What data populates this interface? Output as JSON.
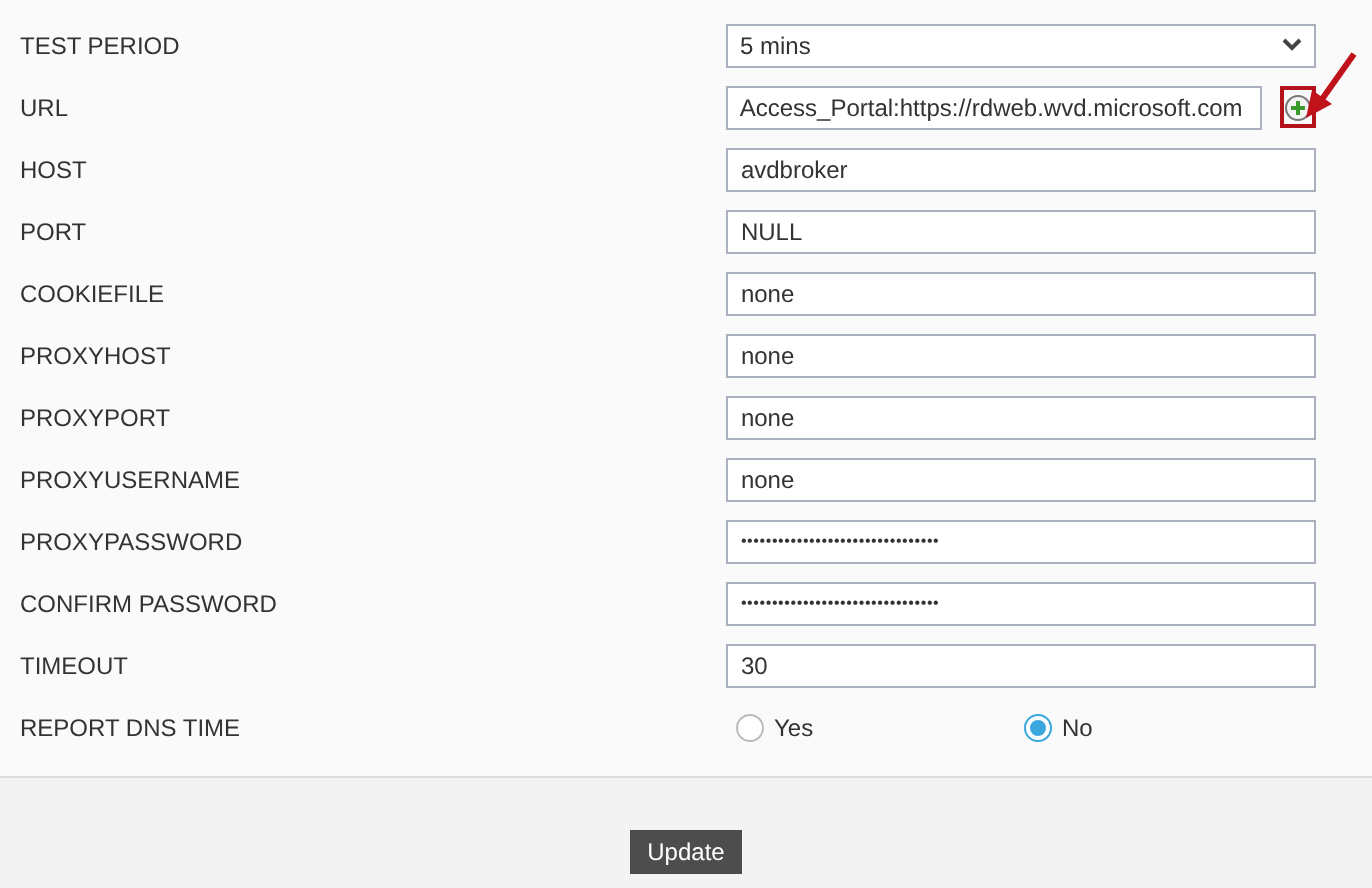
{
  "fields": [
    {
      "label": "TEST PERIOD",
      "kind": "select",
      "value": "5 mins"
    },
    {
      "label": "URL",
      "kind": "text-add",
      "value": "Access_Portal:https://rdweb.wvd.microsoft.com"
    },
    {
      "label": "HOST",
      "kind": "text",
      "value": "avdbroker"
    },
    {
      "label": "PORT",
      "kind": "text",
      "value": "NULL"
    },
    {
      "label": "COOKIEFILE",
      "kind": "text",
      "value": "none"
    },
    {
      "label": "PROXYHOST",
      "kind": "text",
      "value": "none"
    },
    {
      "label": "PROXYPORT",
      "kind": "text",
      "value": "none"
    },
    {
      "label": "PROXYUSERNAME",
      "kind": "text",
      "value": "none"
    },
    {
      "label": "PROXYPASSWORD",
      "kind": "text",
      "value": "••••••••••••••••••••••••••••••••"
    },
    {
      "label": "CONFIRM PASSWORD",
      "kind": "text",
      "value": "••••••••••••••••••••••••••••••••"
    },
    {
      "label": "TIMEOUT",
      "kind": "text",
      "value": "30"
    },
    {
      "label": "REPORT DNS TIME",
      "kind": "radio",
      "options": [
        {
          "label": "Yes",
          "selected": false
        },
        {
          "label": "No",
          "selected": true
        }
      ]
    }
  ],
  "update_button": "Update"
}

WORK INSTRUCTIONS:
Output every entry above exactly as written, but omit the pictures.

RESPONSE:
What data populates this interface? Output as JSON.
{
  "fields": [
    {
      "label": "TEST PERIOD",
      "kind": "select",
      "value": "5 mins"
    },
    {
      "label": "URL",
      "kind": "text-add",
      "value": "Access_Portal:https://rdweb.wvd.microsoft.com"
    },
    {
      "label": "HOST",
      "kind": "text",
      "value": "avdbroker"
    },
    {
      "label": "PORT",
      "kind": "text",
      "value": "NULL"
    },
    {
      "label": "COOKIEFILE",
      "kind": "text",
      "value": "none"
    },
    {
      "label": "PROXYHOST",
      "kind": "text",
      "value": "none"
    },
    {
      "label": "PROXYPORT",
      "kind": "text",
      "value": "none"
    },
    {
      "label": "PROXYUSERNAME",
      "kind": "text",
      "value": "none"
    },
    {
      "label": "PROXYPASSWORD",
      "kind": "text",
      "value": "••••••••••••••••••••••••••••••••"
    },
    {
      "label": "CONFIRM PASSWORD",
      "kind": "text",
      "value": "••••••••••••••••••••••••••••••••"
    },
    {
      "label": "TIMEOUT",
      "kind": "text",
      "value": "30"
    },
    {
      "label": "REPORT DNS TIME",
      "kind": "radio",
      "options": [
        {
          "label": "Yes",
          "selected": false
        },
        {
          "label": "No",
          "selected": true
        }
      ]
    }
  ],
  "update_button": "Update"
}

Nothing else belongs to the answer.